TASK DESCRIPTION: Copy out the data below verbatim.

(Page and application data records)
------------------------------------------------------------
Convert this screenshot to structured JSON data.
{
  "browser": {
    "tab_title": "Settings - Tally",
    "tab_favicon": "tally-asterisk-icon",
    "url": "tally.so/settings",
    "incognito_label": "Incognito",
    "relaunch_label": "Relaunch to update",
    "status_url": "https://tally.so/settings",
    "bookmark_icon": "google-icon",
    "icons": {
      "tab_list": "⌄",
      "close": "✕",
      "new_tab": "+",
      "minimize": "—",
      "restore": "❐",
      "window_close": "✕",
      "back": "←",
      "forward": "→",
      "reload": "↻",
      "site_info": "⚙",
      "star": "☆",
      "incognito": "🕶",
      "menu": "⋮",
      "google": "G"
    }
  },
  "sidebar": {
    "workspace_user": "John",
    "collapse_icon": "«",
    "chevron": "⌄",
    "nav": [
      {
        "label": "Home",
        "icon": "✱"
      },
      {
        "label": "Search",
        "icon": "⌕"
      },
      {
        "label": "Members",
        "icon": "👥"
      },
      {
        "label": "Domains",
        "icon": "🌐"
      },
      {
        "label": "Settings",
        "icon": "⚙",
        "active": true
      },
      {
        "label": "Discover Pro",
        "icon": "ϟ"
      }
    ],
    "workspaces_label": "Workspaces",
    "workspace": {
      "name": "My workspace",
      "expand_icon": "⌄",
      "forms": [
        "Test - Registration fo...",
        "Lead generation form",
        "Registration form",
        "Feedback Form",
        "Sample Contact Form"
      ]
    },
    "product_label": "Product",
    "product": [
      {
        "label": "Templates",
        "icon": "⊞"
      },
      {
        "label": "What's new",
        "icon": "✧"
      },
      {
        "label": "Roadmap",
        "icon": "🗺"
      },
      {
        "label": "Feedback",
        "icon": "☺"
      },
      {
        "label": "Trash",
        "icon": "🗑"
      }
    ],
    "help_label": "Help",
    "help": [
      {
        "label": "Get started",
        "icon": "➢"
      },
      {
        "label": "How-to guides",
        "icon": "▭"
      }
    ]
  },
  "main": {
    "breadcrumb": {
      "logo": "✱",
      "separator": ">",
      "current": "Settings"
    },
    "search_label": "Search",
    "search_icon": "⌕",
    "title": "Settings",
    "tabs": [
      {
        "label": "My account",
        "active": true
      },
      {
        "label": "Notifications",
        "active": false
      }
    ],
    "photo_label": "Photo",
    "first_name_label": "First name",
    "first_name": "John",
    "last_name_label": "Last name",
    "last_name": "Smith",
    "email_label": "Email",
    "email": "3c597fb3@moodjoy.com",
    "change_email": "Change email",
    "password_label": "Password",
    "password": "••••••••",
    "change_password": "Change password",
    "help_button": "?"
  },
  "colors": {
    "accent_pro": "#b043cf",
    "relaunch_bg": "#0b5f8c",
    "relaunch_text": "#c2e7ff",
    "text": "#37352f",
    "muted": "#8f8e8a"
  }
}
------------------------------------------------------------
RESULT OF THE TASK:
Convert this screenshot to structured JSON data.
{
  "browser": {
    "tab_title": "Settings - Tally",
    "tab_favicon": "tally-asterisk-icon",
    "url": "tally.so/settings",
    "incognito_label": "Incognito",
    "relaunch_label": "Relaunch to update",
    "status_url": "https://tally.so/settings",
    "bookmark_icon": "google-icon",
    "icons": {
      "tab_list": "⌄",
      "close": "✕",
      "new_tab": "+",
      "minimize": "—",
      "restore": "❐",
      "window_close": "✕",
      "back": "←",
      "forward": "→",
      "reload": "↻",
      "site_info": "⚙",
      "star": "☆",
      "incognito": "🕶",
      "menu": "⋮",
      "google": "G"
    }
  },
  "sidebar": {
    "workspace_user": "John",
    "collapse_icon": "«",
    "chevron": "⌄",
    "nav": [
      {
        "label": "Home",
        "icon": "✱"
      },
      {
        "label": "Search",
        "icon": "⌕"
      },
      {
        "label": "Members",
        "icon": "👥"
      },
      {
        "label": "Domains",
        "icon": "🌐"
      },
      {
        "label": "Settings",
        "icon": "⚙",
        "active": true
      },
      {
        "label": "Discover Pro",
        "icon": "ϟ"
      }
    ],
    "workspaces_label": "Workspaces",
    "workspace": {
      "name": "My workspace",
      "expand_icon": "⌄",
      "forms": [
        "Test - Registration fo...",
        "Lead generation form",
        "Registration form",
        "Feedback Form",
        "Sample Contact Form"
      ]
    },
    "product_label": "Product",
    "product": [
      {
        "label": "Templates",
        "icon": "⊞"
      },
      {
        "label": "What's new",
        "icon": "✧"
      },
      {
        "label": "Roadmap",
        "icon": "🗺"
      },
      {
        "label": "Feedback",
        "icon": "☺"
      },
      {
        "label": "Trash",
        "icon": "🗑"
      }
    ],
    "help_label": "Help",
    "help": [
      {
        "label": "Get started",
        "icon": "➢"
      },
      {
        "label": "How-to guides",
        "icon": "▭"
      }
    ]
  },
  "main": {
    "breadcrumb": {
      "logo": "✱",
      "separator": ">",
      "current": "Settings"
    },
    "search_label": "Search",
    "search_icon": "⌕",
    "title": "Settings",
    "tabs": [
      {
        "label": "My account",
        "active": true
      },
      {
        "label": "Notifications",
        "active": false
      }
    ],
    "photo_label": "Photo",
    "first_name_label": "First name",
    "first_name": "John",
    "last_name_label": "Last name",
    "last_name": "Smith",
    "email_label": "Email",
    "email": "3c597fb3@moodjoy.com",
    "change_email": "Change email",
    "password_label": "Password",
    "password": "••••••••",
    "change_password": "Change password",
    "help_button": "?"
  },
  "colors": {
    "accent_pro": "#b043cf",
    "relaunch_bg": "#0b5f8c",
    "relaunch_text": "#c2e7ff",
    "text": "#37352f",
    "muted": "#8f8e8a"
  }
}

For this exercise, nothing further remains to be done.